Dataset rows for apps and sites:
━━━

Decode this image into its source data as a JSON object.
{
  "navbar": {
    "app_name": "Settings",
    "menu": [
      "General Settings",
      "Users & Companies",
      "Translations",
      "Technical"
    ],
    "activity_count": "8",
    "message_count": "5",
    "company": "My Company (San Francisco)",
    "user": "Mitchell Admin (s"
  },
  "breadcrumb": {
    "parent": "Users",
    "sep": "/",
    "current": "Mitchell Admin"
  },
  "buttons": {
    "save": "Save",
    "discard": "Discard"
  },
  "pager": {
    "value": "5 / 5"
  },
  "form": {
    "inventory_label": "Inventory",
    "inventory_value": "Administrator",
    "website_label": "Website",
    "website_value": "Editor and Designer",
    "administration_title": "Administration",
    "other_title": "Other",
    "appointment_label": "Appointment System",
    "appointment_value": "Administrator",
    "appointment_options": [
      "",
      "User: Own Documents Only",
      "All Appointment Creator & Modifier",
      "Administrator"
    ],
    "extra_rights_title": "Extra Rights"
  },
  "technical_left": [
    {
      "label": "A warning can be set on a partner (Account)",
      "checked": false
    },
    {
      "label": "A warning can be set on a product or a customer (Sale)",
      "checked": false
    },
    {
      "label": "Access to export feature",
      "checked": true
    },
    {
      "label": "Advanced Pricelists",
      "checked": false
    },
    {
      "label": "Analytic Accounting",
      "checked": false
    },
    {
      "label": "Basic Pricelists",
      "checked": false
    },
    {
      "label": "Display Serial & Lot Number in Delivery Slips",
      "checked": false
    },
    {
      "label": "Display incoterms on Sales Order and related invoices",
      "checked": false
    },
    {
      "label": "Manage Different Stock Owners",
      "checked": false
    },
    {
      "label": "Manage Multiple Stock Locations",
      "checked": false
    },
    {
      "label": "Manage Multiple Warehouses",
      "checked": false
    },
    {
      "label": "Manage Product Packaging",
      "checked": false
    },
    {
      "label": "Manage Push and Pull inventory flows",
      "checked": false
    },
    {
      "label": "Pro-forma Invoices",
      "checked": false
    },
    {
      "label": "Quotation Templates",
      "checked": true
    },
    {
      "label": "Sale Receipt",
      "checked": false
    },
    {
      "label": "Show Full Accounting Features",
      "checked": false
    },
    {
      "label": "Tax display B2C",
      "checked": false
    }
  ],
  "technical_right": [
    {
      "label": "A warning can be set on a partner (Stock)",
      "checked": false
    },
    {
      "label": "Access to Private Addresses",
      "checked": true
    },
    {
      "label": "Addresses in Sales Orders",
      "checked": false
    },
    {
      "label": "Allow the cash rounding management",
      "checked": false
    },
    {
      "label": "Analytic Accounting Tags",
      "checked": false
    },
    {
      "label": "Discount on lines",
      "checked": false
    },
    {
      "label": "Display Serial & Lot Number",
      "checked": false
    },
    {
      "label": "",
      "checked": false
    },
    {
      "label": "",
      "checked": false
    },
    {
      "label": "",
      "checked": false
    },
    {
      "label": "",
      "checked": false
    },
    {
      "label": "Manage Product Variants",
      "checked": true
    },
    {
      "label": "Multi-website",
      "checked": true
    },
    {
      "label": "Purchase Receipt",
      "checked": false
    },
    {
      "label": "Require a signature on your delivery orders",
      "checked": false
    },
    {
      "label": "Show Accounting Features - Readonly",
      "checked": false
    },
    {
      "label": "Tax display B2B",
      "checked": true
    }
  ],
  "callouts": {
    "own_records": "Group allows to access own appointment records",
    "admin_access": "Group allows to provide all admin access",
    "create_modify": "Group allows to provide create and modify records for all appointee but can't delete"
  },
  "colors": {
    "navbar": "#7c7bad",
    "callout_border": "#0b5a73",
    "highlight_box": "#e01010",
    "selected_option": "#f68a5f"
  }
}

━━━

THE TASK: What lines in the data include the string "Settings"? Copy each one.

WRITTEN REPLY:
    "app_name": "Settings",
      "General Settings",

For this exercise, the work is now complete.